Who might benefit from steroids?   

The previous Protocol I study demonstrated that approximately 40 percent of patients treated with ranibizumab continued to have macular edema after six months of treatment.3 Of these, only 32 percent had visual acuity loss with macular edema. Protocol T, which compared aflibercept (Eylea, Regeneron), bevacizumab (Avastin, Roche/Genentech) and ranibizumab, showed that 16, 40 and 27 percent of subjects, respectively, had persistent edema with vision loss of at least 20/32 after six monthly injections.4 These might be the patients most likely to benefit from alternative treatment options, including steroids and laser. 


Ozurdex in my practice 

In my clinical practice, I use intraocular steroids, mostly Ozurdex, in select cases. I’m most likely to use this drug in patients who have persistent mild edema despite anti-VEGF and are scheduled for cataract surgery relatively soon. Pretreatment with Ozurdex seems to prevent worsening the macular edema that often occurs in this subgroup of patients. Otherwise, I believe there’s a very limited role for steroids in phakic patients. 

There may be a benefit to having a retina without edema rather than a retina that continues to have edema, even if measured Early Treatment Diabetic Retinopathy Study visual acuity is the same. The studies show that a patient can have stable and even improving vision in the presence of edema for at least two years. However, the patient may be missing some visual function, even if it’s not measurable with high-contrast letters. For example, a patient’s low-contrast acuity, which may reflect real-world night vision, may be limited in the presence of increased edema.

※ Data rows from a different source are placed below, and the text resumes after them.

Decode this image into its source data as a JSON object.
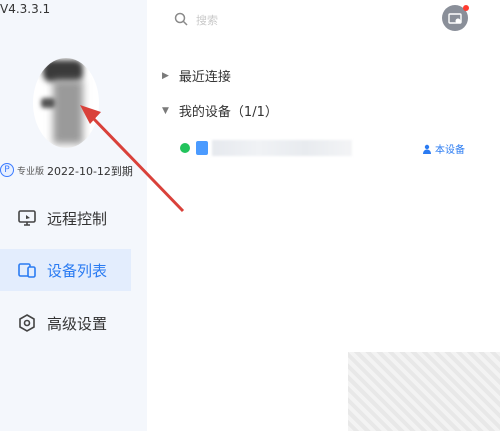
{
  "app": {
    "version": "V4.3.3.1"
  },
  "profile": {
    "pro_badge": "P",
    "pro_label": "专业版",
    "expiry": "2022-10-12到期"
  },
  "nav": {
    "items": [
      {
        "label": "远程控制",
        "icon": "monitor-icon",
        "active": false
      },
      {
        "label": "设备列表",
        "icon": "device-list-icon",
        "active": true
      },
      {
        "label": "高级设置",
        "icon": "settings-icon",
        "active": false
      }
    ]
  },
  "search": {
    "placeholder": "搜索"
  },
  "sections": {
    "recent": {
      "label": "最近连接",
      "expanded": false
    },
    "my_devices": {
      "label": "我的设备（1/1）",
      "expanded": true
    }
  },
  "devices": [
    {
      "status": "online",
      "status_color": "#22c35c",
      "tag": "本设备"
    }
  ],
  "colors": {
    "accent": "#2a7bf2",
    "sidebar_bg": "#f4f7fc",
    "active_bg": "#e3edfd",
    "annotation_arrow": "#d9413a"
  }
}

We just don’t know, because few studies have looked at such variables closely.  

Despite the potential benefit of steroids for reducing edema—about 50 percent more than anti-VEGF alone—their side- effect profile makes them a less-
desirable choice. In phakic patients, the risk of cataracts is sufficiently high that I wouldn’t use steroids. 

However, pseudophakic patients, especially those who are not steroid-responsive, may benefit from having a flat retina with the same ETDRS measured acuity vs. treatment with anti-VEGF alone. Other studies have shown comparable benefit when using steroids with anti-VEGF vs. steroids alone. This may also limit treatment and cost burden.  

However, before choosing this approach, it’s best to confirm the
underlying diabetic retinopathy is well-controlled because I believe steroids don’t regress diabetic retinopathy as well as anti-VEGF agents. Also, while Ozurdex may require treatment only every 12 weeks, many patients will require IOP monitoring every four to eight weeks. 


Bottom line

Definite anatomic benefits exist when adding Ozurdex to ranibizu-
mab in DME, as studied in Protocol U. However, the benefits of steroids are limited by their side-effect profile. In Protocol U, overall acuity was similar in both study groups, confirming the limits of steroid use. RS 



1. Maturi RK, Glassman AR, Liu D, et al, for the Diabetic Retinopathy Clinical Research Network. Effect of adding dexamethasone to continued ranibizumab treatment in patients with persistent diabetic macular edema: A DRCR Network Phase 2 randomized clinical trial. JAMA Ophthalmol. 2018;136:29-38. 

2. Maturi RK, Pollack A, Uy HS, et al; Ozurdex MEAD Study Group. Intraocular pressure in patients with diabetic macular edema treated with dexamethasone intravitreal implant in the 3-year mead study. Retina. 2016 ;36:1143-1152.

3.  Gonzalez VH, Campbell J, Holekamp NM, K. Early and long-term responses to anti-bascular endothelial growth factor therapy in diabetic macular edema: Analysis of Protocol I data. Am J Ophthalmol. 2016;172:72-79.

4. Cai S, Bressler NM. Aflibercept, bevacizumab or ranibizumab for diabetic macular oedema: Recent clinically relevant findings from Protocol T. Curr Opin Ophthalmol. 2017;28:636-643.